▶ _ASSIGNMENT_
Set down every record below exactly as it stands.

▶ _DATA SUPPLIED_
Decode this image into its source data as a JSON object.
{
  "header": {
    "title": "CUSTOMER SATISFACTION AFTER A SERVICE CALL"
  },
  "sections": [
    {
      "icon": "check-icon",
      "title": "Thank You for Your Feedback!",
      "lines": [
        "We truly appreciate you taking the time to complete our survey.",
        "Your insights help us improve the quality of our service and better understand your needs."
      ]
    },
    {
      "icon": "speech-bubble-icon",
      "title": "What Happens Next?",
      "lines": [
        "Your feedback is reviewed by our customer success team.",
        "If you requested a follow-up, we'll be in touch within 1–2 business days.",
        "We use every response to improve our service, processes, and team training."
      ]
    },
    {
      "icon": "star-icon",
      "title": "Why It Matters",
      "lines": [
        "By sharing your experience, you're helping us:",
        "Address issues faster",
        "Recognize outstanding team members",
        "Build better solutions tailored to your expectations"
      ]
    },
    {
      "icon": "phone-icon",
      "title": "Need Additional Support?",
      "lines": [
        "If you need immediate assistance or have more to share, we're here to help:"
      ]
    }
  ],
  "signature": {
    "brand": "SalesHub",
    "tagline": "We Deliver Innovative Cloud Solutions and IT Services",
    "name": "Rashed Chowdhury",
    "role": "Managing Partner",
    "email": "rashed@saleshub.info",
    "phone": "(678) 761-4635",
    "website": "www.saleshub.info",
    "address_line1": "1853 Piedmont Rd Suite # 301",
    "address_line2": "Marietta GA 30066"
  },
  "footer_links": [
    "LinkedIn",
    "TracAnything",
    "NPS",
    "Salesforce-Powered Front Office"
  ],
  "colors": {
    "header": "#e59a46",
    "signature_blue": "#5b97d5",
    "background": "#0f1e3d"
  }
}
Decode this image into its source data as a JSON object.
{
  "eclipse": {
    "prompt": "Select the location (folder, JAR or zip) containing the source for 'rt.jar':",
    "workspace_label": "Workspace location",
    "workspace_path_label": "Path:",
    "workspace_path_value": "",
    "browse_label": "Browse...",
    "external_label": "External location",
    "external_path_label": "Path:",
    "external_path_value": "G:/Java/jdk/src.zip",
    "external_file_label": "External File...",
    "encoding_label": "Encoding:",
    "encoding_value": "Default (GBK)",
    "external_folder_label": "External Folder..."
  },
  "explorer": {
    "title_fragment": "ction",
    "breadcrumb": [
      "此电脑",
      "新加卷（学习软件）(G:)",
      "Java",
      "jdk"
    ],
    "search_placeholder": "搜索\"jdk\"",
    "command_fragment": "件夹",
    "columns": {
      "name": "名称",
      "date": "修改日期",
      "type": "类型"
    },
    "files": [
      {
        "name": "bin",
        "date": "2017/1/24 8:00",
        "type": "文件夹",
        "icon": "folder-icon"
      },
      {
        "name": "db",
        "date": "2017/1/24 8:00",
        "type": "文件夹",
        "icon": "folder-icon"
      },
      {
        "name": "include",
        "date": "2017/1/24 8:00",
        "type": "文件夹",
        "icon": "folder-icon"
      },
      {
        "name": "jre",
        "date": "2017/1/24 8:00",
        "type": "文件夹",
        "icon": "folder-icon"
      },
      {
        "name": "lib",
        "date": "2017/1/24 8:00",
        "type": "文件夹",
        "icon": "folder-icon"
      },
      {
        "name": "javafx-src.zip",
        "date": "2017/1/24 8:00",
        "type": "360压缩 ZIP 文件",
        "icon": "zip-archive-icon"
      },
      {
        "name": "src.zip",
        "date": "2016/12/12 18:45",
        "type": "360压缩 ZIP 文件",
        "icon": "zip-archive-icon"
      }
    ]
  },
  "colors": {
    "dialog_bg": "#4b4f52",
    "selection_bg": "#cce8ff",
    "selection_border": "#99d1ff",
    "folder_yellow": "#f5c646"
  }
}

▶ _ANSWER TO THIS PROBLEM_
Decode this image into its source data as a JSON object.
{
  "header": {
    "title": "CUSTOMER SATISFACTION AFTER A SERVICE CALL"
  },
  "sections": [
    {
      "icon": "check-icon",
      "title": "Thank You for Your Feedback!",
      "lines": [
        "We truly appreciate you taking the time to complete our survey.",
        "Your insights help us improve the quality of our service and better understand your needs."
      ]
    },
    {
      "icon": "speech-bubble-icon",
      "title": "What Happens Next?",
      "lines": [
        "Your feedback is reviewed by our customer success team.",
        "If you requested a follow-up, we'll be in touch within 1–2 business days.",
        "We use every response to improve our service, processes, and team training."
      ]
    },
    {
      "icon": "star-icon",
      "title": "Why It Matters",
      "lines": [
        "By sharing your experience, you're helping us:",
        "Address issues faster",
        "Recognize outstanding team members",
        "Build better solutions tailored to your expectations"
      ]
    },
    {
      "icon": "phone-icon",
      "title": "Need Additional Support?",
      "lines": [
        "If you need immediate assistance or have more to share, we're here to help:"
      ]
    }
  ],
  "signature": {
    "brand": "SalesHub",
    "tagline": "We Deliver Innovative Cloud Solutions and IT Services",
    "name": "Rashed Chowdhury",
    "role": "Managing Partner",
    "email": "rashed@saleshub.info",
    "phone": "(678) 761-4635",
    "website": "www.saleshub.info",
    "address_line1": "1853 Piedmont Rd Suite # 301",
    "address_line2": "Marietta GA 30066"
  },
  "footer_links": [
    "LinkedIn",
    "TracAnything",
    "NPS",
    "Salesforce-Powered Front Office"
  ],
  "colors": {
    "header": "#e59a46",
    "signature_blue": "#5b97d5",
    "background": "#0f1e3d"
  }
}
Decode this image into its source data as a JSON object.
{
  "eclipse": {
    "prompt": "Select the location (folder, JAR or zip) containing the source for 'rt.jar':",
    "workspace_label": "Workspace location",
    "workspace_path_label": "Path:",
    "workspace_path_value": "",
    "browse_label": "Browse...",
    "external_label": "External location",
    "external_path_label": "Path:",
    "external_path_value": "G:/Java/jdk/src.zip",
    "external_file_label": "External File...",
    "encoding_label": "Encoding:",
    "encoding_value": "Default (GBK)",
    "external_folder_label": "External Folder..."
  },
  "explorer": {
    "title_fragment": "ction",
    "breadcrumb": [
      "此电脑",
      "新加卷（学习软件）(G:)",
      "Java",
      "jdk"
    ],
    "search_placeholder": "搜索\"jdk\"",
    "command_fragment": "件夹",
    "columns": {
      "name": "名称",
      "date": "修改日期",
      "type": "类型"
    },
    "files": [
      {
        "name": "bin",
        "date": "2017/1/24 8:00",
        "type": "文件夹",
        "icon": "folder-icon"
      },
      {
        "name": "db",
        "date": "2017/1/24 8:00",
        "type": "文件夹",
        "icon": "folder-icon"
      },
      {
        "name": "include",
        "date": "2017/1/24 8:00",
        "type": "文件夹",
        "icon": "folder-icon"
      },
      {
        "name": "jre",
        "date": "2017/1/24 8:00",
        "type": "文件夹",
        "icon": "folder-icon"
      },
      {
        "name": "lib",
        "date": "2017/1/24 8:00",
        "type": "文件夹",
        "icon": "folder-icon"
      },
      {
        "name": "javafx-src.zip",
        "date": "2017/1/24 8:00",
        "type": "360压缩 ZIP 文件",
        "icon": "zip-archive-icon"
      },
      {
        "name": "src.zip",
        "date": "2016/12/12 18:45",
        "type": "360压缩 ZIP 文件",
        "icon": "zip-archive-icon"
      }
    ]
  },
  "colors": {
    "dialog_bg": "#4b4f52",
    "selection_bg": "#cce8ff",
    "selection_border": "#99d1ff",
    "folder_yellow": "#f5c646"
  }
}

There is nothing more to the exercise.